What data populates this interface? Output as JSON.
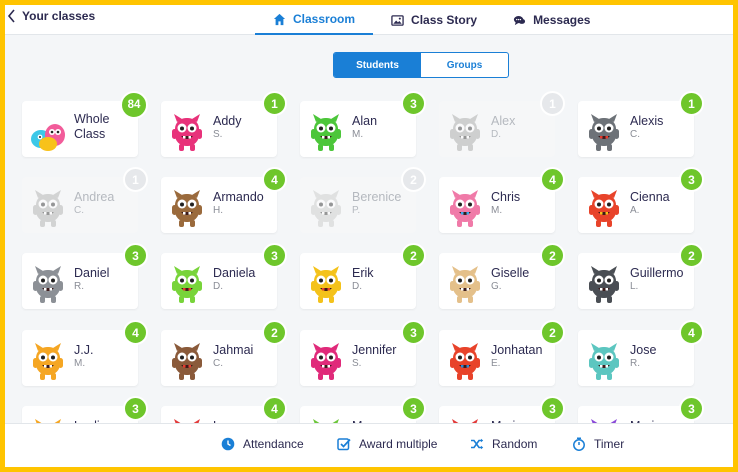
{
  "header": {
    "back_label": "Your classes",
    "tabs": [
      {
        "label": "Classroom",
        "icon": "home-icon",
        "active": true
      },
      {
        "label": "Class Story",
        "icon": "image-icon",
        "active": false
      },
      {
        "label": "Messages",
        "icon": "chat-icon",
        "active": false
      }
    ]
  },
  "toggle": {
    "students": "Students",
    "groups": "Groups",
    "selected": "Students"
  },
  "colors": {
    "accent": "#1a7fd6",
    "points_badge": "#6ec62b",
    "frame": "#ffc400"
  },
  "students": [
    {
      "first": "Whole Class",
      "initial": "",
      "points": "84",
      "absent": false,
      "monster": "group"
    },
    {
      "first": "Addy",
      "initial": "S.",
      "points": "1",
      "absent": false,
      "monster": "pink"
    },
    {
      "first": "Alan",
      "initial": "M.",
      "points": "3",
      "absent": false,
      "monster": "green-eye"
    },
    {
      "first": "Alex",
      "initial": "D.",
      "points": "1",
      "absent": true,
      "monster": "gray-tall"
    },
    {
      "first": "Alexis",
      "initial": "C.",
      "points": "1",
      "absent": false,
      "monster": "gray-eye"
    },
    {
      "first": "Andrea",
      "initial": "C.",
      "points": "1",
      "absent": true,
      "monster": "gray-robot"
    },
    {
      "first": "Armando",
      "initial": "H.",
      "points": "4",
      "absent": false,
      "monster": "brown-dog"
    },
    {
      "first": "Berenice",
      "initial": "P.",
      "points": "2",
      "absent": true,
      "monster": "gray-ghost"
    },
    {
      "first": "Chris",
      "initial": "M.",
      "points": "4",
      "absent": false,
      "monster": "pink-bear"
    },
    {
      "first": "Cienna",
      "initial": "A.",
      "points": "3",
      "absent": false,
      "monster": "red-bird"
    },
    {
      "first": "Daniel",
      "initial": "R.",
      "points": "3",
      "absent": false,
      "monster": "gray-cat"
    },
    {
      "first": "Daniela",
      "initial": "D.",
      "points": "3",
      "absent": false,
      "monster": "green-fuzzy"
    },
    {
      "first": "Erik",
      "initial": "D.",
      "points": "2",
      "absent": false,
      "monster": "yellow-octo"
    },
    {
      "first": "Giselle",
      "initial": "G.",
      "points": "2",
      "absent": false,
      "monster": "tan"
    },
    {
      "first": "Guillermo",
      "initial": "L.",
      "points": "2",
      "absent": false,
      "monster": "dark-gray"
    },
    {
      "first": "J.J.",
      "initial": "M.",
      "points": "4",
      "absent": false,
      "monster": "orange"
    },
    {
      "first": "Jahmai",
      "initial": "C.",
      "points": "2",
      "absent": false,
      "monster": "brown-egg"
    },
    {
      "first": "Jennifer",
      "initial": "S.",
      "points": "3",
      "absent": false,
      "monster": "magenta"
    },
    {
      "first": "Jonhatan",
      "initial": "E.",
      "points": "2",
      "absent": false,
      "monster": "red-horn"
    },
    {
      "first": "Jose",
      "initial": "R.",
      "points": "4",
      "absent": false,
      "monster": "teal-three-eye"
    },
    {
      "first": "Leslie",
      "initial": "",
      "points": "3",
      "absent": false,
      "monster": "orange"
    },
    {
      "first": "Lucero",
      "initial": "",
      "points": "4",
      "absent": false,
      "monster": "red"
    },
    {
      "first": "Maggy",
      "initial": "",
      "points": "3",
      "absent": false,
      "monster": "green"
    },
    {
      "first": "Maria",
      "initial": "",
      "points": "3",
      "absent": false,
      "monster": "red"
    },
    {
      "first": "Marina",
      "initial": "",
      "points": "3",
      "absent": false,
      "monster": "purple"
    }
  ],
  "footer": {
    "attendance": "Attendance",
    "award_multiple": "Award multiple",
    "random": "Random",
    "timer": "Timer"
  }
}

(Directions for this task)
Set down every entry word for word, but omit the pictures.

(Task result)
What data populates this interface? Output as JSON.
{
  "header": {
    "back_label": "Your classes",
    "tabs": [
      {
        "label": "Classroom",
        "icon": "home-icon",
        "active": true
      },
      {
        "label": "Class Story",
        "icon": "image-icon",
        "active": false
      },
      {
        "label": "Messages",
        "icon": "chat-icon",
        "active": false
      }
    ]
  },
  "toggle": {
    "students": "Students",
    "groups": "Groups",
    "selected": "Students"
  },
  "colors": {
    "accent": "#1a7fd6",
    "points_badge": "#6ec62b",
    "frame": "#ffc400"
  },
  "students": [
    {
      "first": "Whole Class",
      "initial": "",
      "points": "84",
      "absent": false,
      "monster": "group"
    },
    {
      "first": "Addy",
      "initial": "S.",
      "points": "1",
      "absent": false,
      "monster": "pink"
    },
    {
      "first": "Alan",
      "initial": "M.",
      "points": "3",
      "absent": false,
      "monster": "green-eye"
    },
    {
      "first": "Alex",
      "initial": "D.",
      "points": "1",
      "absent": true,
      "monster": "gray-tall"
    },
    {
      "first": "Alexis",
      "initial": "C.",
      "points": "1",
      "absent": false,
      "monster": "gray-eye"
    },
    {
      "first": "Andrea",
      "initial": "C.",
      "points": "1",
      "absent": true,
      "monster": "gray-robot"
    },
    {
      "first": "Armando",
      "initial": "H.",
      "points": "4",
      "absent": false,
      "monster": "brown-dog"
    },
    {
      "first": "Berenice",
      "initial": "P.",
      "points": "2",
      "absent": true,
      "monster": "gray-ghost"
    },
    {
      "first": "Chris",
      "initial": "M.",
      "points": "4",
      "absent": false,
      "monster": "pink-bear"
    },
    {
      "first": "Cienna",
      "initial": "A.",
      "points": "3",
      "absent": false,
      "monster": "red-bird"
    },
    {
      "first": "Daniel",
      "initial": "R.",
      "points": "3",
      "absent": false,
      "monster": "gray-cat"
    },
    {
      "first": "Daniela",
      "initial": "D.",
      "points": "3",
      "absent": false,
      "monster": "green-fuzzy"
    },
    {
      "first": "Erik",
      "initial": "D.",
      "points": "2",
      "absent": false,
      "monster": "yellow-octo"
    },
    {
      "first": "Giselle",
      "initial": "G.",
      "points": "2",
      "absent": false,
      "monster": "tan"
    },
    {
      "first": "Guillermo",
      "initial": "L.",
      "points": "2",
      "absent": false,
      "monster": "dark-gray"
    },
    {
      "first": "J.J.",
      "initial": "M.",
      "points": "4",
      "absent": false,
      "monster": "orange"
    },
    {
      "first": "Jahmai",
      "initial": "C.",
      "points": "2",
      "absent": false,
      "monster": "brown-egg"
    },
    {
      "first": "Jennifer",
      "initial": "S.",
      "points": "3",
      "absent": false,
      "monster": "magenta"
    },
    {
      "first": "Jonhatan",
      "initial": "E.",
      "points": "2",
      "absent": false,
      "monster": "red-horn"
    },
    {
      "first": "Jose",
      "initial": "R.",
      "points": "4",
      "absent": false,
      "monster": "teal-three-eye"
    },
    {
      "first": "Leslie",
      "initial": "",
      "points": "3",
      "absent": false,
      "monster": "orange"
    },
    {
      "first": "Lucero",
      "initial": "",
      "points": "4",
      "absent": false,
      "monster": "red"
    },
    {
      "first": "Maggy",
      "initial": "",
      "points": "3",
      "absent": false,
      "monster": "green"
    },
    {
      "first": "Maria",
      "initial": "",
      "points": "3",
      "absent": false,
      "monster": "red"
    },
    {
      "first": "Marina",
      "initial": "",
      "points": "3",
      "absent": false,
      "monster": "purple"
    }
  ],
  "footer": {
    "attendance": "Attendance",
    "award_multiple": "Award multiple",
    "random": "Random",
    "timer": "Timer"
  }
}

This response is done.